As php.net clearly describes, the two constructs are identical in every way except how they handle failure.
include() produces a Warning while require() results in a Fatal Error.
In other words, use require() if you want a missing file to halt processing of the page.
include() does not behave this way, the script will continue regardless.
Be sure to have an appropriate include_path setting as well. Be warned that parse error in required file doesn’t cause processing halting in PHP versions prior to PHP 4.3.5.
Using ‘REQUIRE’ will ensure that the file is included as the parser looks for ‘REQUIRE’s prior to parseing the file. Thus ‘REQUIRE’d files are always included. However the ‘INCLUDE’ may be avoided via programming.

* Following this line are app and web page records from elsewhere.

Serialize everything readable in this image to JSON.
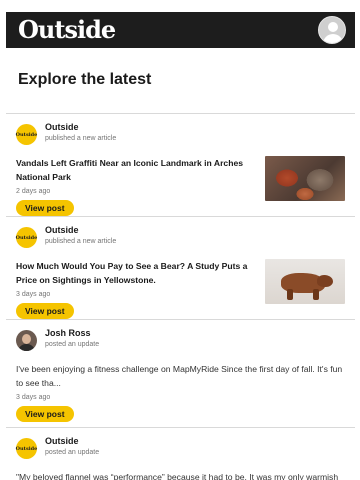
{
  "header": {
    "logo_text": "Outside",
    "colors": {
      "bar": "#1d1d1d",
      "accent": "#f5c400"
    },
    "profile_icon": "user-avatar-icon"
  },
  "page": {
    "title": "Explore the latest"
  },
  "feed": [
    {
      "author": "Outside",
      "action": "published a new article",
      "headline": "Vandals Left Graffiti Near an Iconic Landmark in Arches National Park",
      "time": "2 days ago",
      "button": "View post",
      "thumbnail": "rock-formation-image"
    },
    {
      "author": "Outside",
      "action": "published a new article",
      "headline": "How Much Would You Pay to See a Bear? A Study Puts a Price on Sightings in Yellowstone.",
      "time": "3 days ago",
      "button": "View post",
      "thumbnail": "grizzly-bear-image"
    },
    {
      "author": "Josh Ross",
      "action": "posted an update",
      "body": "I've been enjoying a fitness challenge on MapMyRide Since the first day of fall. It's fun to see tha...",
      "time": "3 days ago",
      "button": "View post"
    },
    {
      "author": "Outside",
      "action": "posted an update",
      "body": "\"My beloved flannel was “performance” because it had to be. It was my only warmish"
    }
  ],
  "brand_badge_text": "Outside"
}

require() will always read in the target file, even if the line it’s on never executes. If you want to conditionally include a file, use include(). The conditional statement won’t affect the require(). However, if the line on which the require() occurs is not executed, neither will any of the code in the target file be executed.